# Task instructions
Nothing in the records should be changed in the copy, though the pictures must be left out.

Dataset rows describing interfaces

★ ★ ★

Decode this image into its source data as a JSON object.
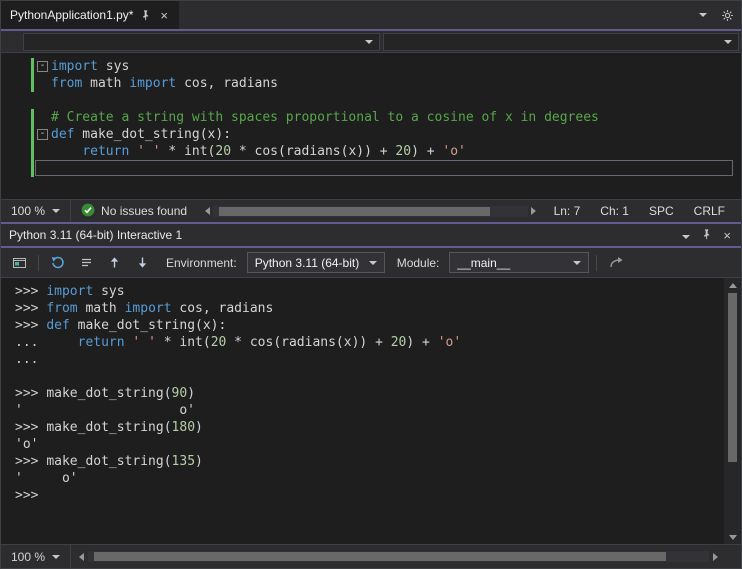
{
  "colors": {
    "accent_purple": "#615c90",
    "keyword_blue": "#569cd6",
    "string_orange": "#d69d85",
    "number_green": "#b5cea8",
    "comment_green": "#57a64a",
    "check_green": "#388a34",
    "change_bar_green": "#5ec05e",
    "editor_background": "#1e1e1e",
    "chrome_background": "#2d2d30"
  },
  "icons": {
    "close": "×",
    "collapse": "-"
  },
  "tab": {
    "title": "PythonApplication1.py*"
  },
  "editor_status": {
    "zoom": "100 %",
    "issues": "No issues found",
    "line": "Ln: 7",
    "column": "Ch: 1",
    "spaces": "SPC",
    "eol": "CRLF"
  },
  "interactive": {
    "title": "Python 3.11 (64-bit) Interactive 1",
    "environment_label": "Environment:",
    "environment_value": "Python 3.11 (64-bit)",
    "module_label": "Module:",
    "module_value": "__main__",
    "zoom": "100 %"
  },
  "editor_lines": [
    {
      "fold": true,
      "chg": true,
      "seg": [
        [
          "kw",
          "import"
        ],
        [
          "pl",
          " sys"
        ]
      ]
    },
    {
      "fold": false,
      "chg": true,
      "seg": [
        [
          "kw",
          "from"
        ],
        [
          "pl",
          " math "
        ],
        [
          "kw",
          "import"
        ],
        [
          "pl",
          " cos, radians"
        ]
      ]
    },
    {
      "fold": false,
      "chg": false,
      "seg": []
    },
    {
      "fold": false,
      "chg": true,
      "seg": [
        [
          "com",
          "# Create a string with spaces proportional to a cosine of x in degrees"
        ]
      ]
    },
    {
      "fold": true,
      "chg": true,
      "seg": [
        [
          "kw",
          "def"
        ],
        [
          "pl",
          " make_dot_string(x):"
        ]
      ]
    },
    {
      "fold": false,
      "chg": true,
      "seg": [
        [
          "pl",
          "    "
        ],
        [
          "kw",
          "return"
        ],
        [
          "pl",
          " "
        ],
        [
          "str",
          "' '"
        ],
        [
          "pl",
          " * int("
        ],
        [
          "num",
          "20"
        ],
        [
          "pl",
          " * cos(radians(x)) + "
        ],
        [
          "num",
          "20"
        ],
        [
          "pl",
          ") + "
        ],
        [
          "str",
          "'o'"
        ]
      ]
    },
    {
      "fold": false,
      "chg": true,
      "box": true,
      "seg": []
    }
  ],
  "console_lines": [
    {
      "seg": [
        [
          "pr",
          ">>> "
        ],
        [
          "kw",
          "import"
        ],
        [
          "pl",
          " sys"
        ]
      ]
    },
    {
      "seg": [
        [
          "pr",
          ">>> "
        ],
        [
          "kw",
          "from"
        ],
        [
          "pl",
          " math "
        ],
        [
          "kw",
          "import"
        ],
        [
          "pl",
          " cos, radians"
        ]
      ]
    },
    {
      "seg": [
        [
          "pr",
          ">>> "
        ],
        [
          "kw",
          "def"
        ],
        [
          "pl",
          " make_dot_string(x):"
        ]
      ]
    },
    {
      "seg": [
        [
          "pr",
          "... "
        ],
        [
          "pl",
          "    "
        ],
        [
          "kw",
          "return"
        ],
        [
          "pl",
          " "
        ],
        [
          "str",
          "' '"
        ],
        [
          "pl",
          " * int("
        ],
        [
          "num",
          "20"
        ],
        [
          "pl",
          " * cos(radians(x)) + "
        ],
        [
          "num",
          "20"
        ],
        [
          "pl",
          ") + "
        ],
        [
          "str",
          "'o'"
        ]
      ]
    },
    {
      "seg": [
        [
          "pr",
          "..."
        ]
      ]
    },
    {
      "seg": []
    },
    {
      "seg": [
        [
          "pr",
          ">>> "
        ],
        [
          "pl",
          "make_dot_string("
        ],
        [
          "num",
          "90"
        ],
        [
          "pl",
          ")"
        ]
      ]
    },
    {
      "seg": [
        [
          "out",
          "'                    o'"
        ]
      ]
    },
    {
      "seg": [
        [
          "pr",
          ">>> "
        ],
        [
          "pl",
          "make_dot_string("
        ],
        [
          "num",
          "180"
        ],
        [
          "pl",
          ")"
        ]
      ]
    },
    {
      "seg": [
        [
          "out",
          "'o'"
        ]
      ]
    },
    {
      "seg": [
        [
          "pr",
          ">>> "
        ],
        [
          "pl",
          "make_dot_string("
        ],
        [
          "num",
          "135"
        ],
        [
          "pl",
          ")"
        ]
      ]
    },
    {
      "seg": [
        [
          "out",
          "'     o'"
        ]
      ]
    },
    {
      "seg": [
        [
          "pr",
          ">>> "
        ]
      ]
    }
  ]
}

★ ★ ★

# Written answer
Decode this image into its source data as a JSON object.
{
  "colors": {
    "accent_purple": "#615c90",
    "keyword_blue": "#569cd6",
    "string_orange": "#d69d85",
    "number_green": "#b5cea8",
    "comment_green": "#57a64a",
    "check_green": "#388a34",
    "change_bar_green": "#5ec05e",
    "editor_background": "#1e1e1e",
    "chrome_background": "#2d2d30"
  },
  "icons": {
    "close": "×",
    "collapse": "-"
  },
  "tab": {
    "title": "PythonApplication1.py*"
  },
  "editor_status": {
    "zoom": "100 %",
    "issues": "No issues found",
    "line": "Ln: 7",
    "column": "Ch: 1",
    "spaces": "SPC",
    "eol": "CRLF"
  },
  "interactive": {
    "title": "Python 3.11 (64-bit) Interactive 1",
    "environment_label": "Environment:",
    "environment_value": "Python 3.11 (64-bit)",
    "module_label": "Module:",
    "module_value": "__main__",
    "zoom": "100 %"
  },
  "editor_lines": [
    {
      "fold": true,
      "chg": true,
      "seg": [
        [
          "kw",
          "import"
        ],
        [
          "pl",
          " sys"
        ]
      ]
    },
    {
      "fold": false,
      "chg": true,
      "seg": [
        [
          "kw",
          "from"
        ],
        [
          "pl",
          " math "
        ],
        [
          "kw",
          "import"
        ],
        [
          "pl",
          " cos, radians"
        ]
      ]
    },
    {
      "fold": false,
      "chg": false,
      "seg": []
    },
    {
      "fold": false,
      "chg": true,
      "seg": [
        [
          "com",
          "# Create a string with spaces proportional to a cosine of x in degrees"
        ]
      ]
    },
    {
      "fold": true,
      "chg": true,
      "seg": [
        [
          "kw",
          "def"
        ],
        [
          "pl",
          " make_dot_string(x):"
        ]
      ]
    },
    {
      "fold": false,
      "chg": true,
      "seg": [
        [
          "pl",
          "    "
        ],
        [
          "kw",
          "return"
        ],
        [
          "pl",
          " "
        ],
        [
          "str",
          "' '"
        ],
        [
          "pl",
          " * int("
        ],
        [
          "num",
          "20"
        ],
        [
          "pl",
          " * cos(radians(x)) + "
        ],
        [
          "num",
          "20"
        ],
        [
          "pl",
          ") + "
        ],
        [
          "str",
          "'o'"
        ]
      ]
    },
    {
      "fold": false,
      "chg": true,
      "box": true,
      "seg": []
    }
  ],
  "console_lines": [
    {
      "seg": [
        [
          "pr",
          ">>> "
        ],
        [
          "kw",
          "import"
        ],
        [
          "pl",
          " sys"
        ]
      ]
    },
    {
      "seg": [
        [
          "pr",
          ">>> "
        ],
        [
          "kw",
          "from"
        ],
        [
          "pl",
          " math "
        ],
        [
          "kw",
          "import"
        ],
        [
          "pl",
          " cos, radians"
        ]
      ]
    },
    {
      "seg": [
        [
          "pr",
          ">>> "
        ],
        [
          "kw",
          "def"
        ],
        [
          "pl",
          " make_dot_string(x):"
        ]
      ]
    },
    {
      "seg": [
        [
          "pr",
          "... "
        ],
        [
          "pl",
          "    "
        ],
        [
          "kw",
          "return"
        ],
        [
          "pl",
          " "
        ],
        [
          "str",
          "' '"
        ],
        [
          "pl",
          " * int("
        ],
        [
          "num",
          "20"
        ],
        [
          "pl",
          " * cos(radians(x)) + "
        ],
        [
          "num",
          "20"
        ],
        [
          "pl",
          ") + "
        ],
        [
          "str",
          "'o'"
        ]
      ]
    },
    {
      "seg": [
        [
          "pr",
          "..."
        ]
      ]
    },
    {
      "seg": []
    },
    {
      "seg": [
        [
          "pr",
          ">>> "
        ],
        [
          "pl",
          "make_dot_string("
        ],
        [
          "num",
          "90"
        ],
        [
          "pl",
          ")"
        ]
      ]
    },
    {
      "seg": [
        [
          "out",
          "'                    o'"
        ]
      ]
    },
    {
      "seg": [
        [
          "pr",
          ">>> "
        ],
        [
          "pl",
          "make_dot_string("
        ],
        [
          "num",
          "180"
        ],
        [
          "pl",
          ")"
        ]
      ]
    },
    {
      "seg": [
        [
          "out",
          "'o'"
        ]
      ]
    },
    {
      "seg": [
        [
          "pr",
          ">>> "
        ],
        [
          "pl",
          "make_dot_string("
        ],
        [
          "num",
          "135"
        ],
        [
          "pl",
          ")"
        ]
      ]
    },
    {
      "seg": [
        [
          "out",
          "'     o'"
        ]
      ]
    },
    {
      "seg": [
        [
          "pr",
          ">>> "
        ]
      ]
    }
  ]
}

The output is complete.